We have wars because we have enemies. Simple perhaps, but I wonder what that word really means, and a bit of digging shows that the word enemy is derived from the Latin for “not friendly” in–amicus, ie. inimicus. That does not seem too bad as it refers to someone who is just a bit unfriendly. But the modern usage of the word is more loaded than this and to discover why that is, we need to dig a bit deeper.
The old English word feond means enemy as well as demon or devil, the enemy of mankind; and that meaning also became imparted to the word foe and then also to the word enemy, from about the thirteenth century onwards. Today the modern word enemy can often be substituted for the word other i.e. not one of us or not like us. This is essentially a throwback to the word enemy referring not only to someone who is unfriendly, but to someone who posed a hazard to the known order of things, someone possibly in league with the devil himself.
Suddenly making peace with one’s enemies becomes quite an undesirable and even impossible prospect doesn't it? It would, of course, be altogether easier if we did not have any enemies at all and so, perhaps unsurprisingly, most people say they don't have any personal enemies at all. Instead almost everyone has someone they are arguing with ongoingly, perhaps relatives, bosses, colleagues, neighbours… but these are not labelled enemies, at most they are perhaps a bit inimicus– unfriendly.The label enemy is instead reserved for enemies of society or of our culture, and attaching this label onto a whole group of faceless individuals rather than a known individual makes it easier to maintain this sense of serious, even devilish enmity.
So is it possible or even useful to go back to the idea of having honourable enemies that you had respect for? That was after all traditional in historical battles and duels- for example between knights. In these cases there was respect for the skill, integrity, courage, professionalism and leadership of one's enemies, but for this to happen the enemy must show themselves to be worthy of respect:- and that would not apply to the thug, the bully, the coward, the Al Qaeda terrorists, the airplane bomber, the one who bashes you from behind with a baseball bat and takes your wallet, the one who programmes the bomb-dropping drone, or the corrupt politician… ie. most of the enemies we deal with today. Immediately therefore the romantic notions of a noble enemy becomes the stuff of fairy tales- and we are left with the question of how to broker peace in a world where those that we label enemies are also those diabolical ones for whom we have no respect, no trust, and no desire whatsoever to dialogue with? And those we argue with personally are not even our enemies, so what is there to make peace about?

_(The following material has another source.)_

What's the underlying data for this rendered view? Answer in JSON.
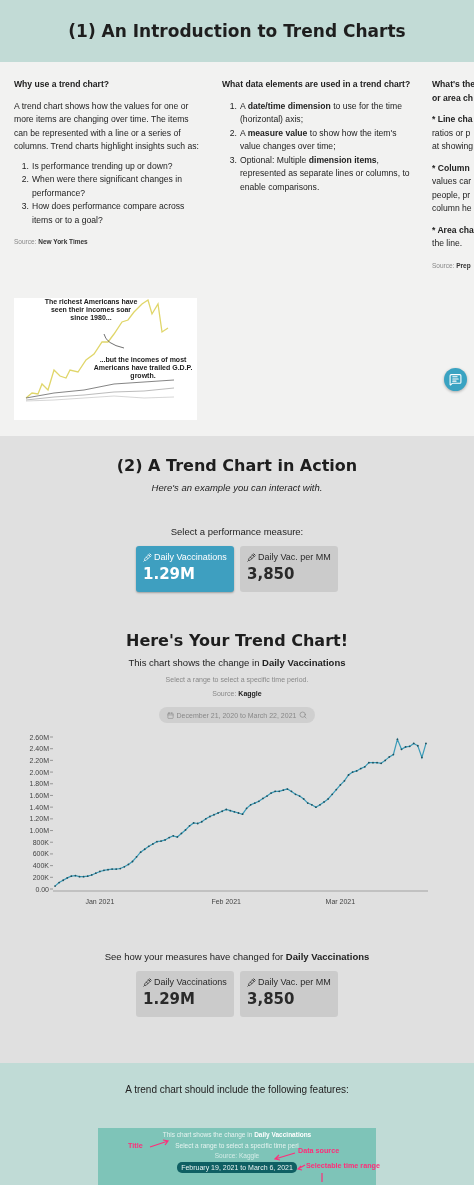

Elie Wiesel, an Auschwitz survivor, peace activist and scholar, wrote that The opposite of love is not hate, it's indifference. The opposite of art is not ugliness, it's indifference. The opposite of faith is not heresy, it's indifference. And the opposite of life is not death, it's indifference.” Indifference is the closing down of emotion, and in the closing down of emotion is the closing down of a part of the self. Hate like love is passion and emotion, it is fierce and alive.
What Jesus, Rumi, Mandela, Ghandi, Luther King and so many others taught is a fierce love, a love grounded in conviction, commitment and trust, and not the watery helpless nothingness of indifference to wrong. Love the child but not the bad behaviour, love the sinner but not the sin; love your enemies, but not their actions… Active non-violence is based on fierce and all-embracing love and not on indifference. We cannot broker peace on the back of indifference, we cannot broker peace with those we don't consider even to be fully human, and we cannot broker peace with those we can’t even be bothered to call our enemies.
This remembrance day we come together as nations and communities to honour those many who fell in wars at home and abroad, so that we might all live. Let us use today to re-label our enemies as being fully human rather than devilish, and therefore worthy of dialogue. Let us also use this day to think about the personal wars we are waging today with those we don’t even have the energy to call our enemies: Those we push away because that’s easier than to recognise that there are differences between us. Let us honour the fallen by making a commitment to move past the inertia of indifference and take the risk of actively making peace with our enemies, personally and globally.
Peace be with you...